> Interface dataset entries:
====================

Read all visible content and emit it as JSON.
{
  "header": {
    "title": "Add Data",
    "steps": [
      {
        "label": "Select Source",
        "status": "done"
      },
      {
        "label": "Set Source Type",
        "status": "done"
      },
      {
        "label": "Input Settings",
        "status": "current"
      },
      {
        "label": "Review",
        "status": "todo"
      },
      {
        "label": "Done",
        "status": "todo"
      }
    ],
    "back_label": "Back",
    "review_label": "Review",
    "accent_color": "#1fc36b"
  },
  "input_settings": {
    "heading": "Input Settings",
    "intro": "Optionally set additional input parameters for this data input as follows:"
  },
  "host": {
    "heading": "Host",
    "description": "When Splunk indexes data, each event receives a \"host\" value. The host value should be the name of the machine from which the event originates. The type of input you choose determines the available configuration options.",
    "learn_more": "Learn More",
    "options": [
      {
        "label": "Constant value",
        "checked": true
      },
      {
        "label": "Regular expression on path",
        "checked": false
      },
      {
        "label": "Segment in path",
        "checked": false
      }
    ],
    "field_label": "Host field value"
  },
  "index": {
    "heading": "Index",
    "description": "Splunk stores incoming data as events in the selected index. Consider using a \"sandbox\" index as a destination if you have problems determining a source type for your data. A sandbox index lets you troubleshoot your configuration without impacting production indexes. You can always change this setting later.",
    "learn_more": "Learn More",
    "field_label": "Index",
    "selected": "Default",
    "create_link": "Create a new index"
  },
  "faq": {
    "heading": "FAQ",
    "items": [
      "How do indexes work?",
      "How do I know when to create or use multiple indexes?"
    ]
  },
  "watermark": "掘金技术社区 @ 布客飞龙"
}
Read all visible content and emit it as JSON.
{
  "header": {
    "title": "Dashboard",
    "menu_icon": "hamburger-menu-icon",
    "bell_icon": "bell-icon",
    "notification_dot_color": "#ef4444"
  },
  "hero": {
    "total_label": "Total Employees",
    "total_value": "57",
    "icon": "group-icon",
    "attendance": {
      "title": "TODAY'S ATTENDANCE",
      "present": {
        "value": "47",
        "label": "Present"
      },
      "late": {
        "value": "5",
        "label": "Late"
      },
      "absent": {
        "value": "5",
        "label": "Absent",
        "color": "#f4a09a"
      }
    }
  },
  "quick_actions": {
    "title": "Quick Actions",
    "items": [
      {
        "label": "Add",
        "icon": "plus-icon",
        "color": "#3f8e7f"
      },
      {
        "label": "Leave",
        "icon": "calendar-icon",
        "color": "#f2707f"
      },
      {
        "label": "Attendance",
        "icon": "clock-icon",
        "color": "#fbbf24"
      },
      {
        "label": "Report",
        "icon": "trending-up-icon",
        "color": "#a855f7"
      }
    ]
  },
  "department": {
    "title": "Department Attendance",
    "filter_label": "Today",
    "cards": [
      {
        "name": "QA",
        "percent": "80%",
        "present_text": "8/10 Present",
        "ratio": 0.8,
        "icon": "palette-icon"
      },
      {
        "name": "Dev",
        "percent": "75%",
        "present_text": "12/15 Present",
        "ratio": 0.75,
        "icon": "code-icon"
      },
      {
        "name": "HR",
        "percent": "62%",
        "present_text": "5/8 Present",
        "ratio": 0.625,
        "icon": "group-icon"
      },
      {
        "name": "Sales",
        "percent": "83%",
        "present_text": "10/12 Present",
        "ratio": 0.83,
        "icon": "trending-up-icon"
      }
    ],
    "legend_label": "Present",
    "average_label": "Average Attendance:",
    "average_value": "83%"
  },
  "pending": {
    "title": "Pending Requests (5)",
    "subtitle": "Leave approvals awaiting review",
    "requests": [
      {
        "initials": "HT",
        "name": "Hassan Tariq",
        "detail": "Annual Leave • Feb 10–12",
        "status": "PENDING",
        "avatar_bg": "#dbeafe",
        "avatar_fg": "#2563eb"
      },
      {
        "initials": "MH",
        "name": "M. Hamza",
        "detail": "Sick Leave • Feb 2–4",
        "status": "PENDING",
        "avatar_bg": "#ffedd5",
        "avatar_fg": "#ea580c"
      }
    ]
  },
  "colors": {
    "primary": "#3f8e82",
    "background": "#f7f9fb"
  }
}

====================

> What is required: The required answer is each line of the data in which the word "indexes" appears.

> Written response:
    "description": "When Splunk indexes data, each event receives a \"host\" value. The host value should be the name of the machine from which the event originates. The type of input you choose determines the available configuration options.",
    "description": "Splunk stores incoming data as events in the selected index. Consider using a \"sandbox\" index as a destination if you have problems determining a source type for your data. A sandbox index lets you troubleshoot your configuration without impacting production indexes. You can always change this setting later.",
      "How do indexes work?",
      "How do I know when to create or use multiple indexes?"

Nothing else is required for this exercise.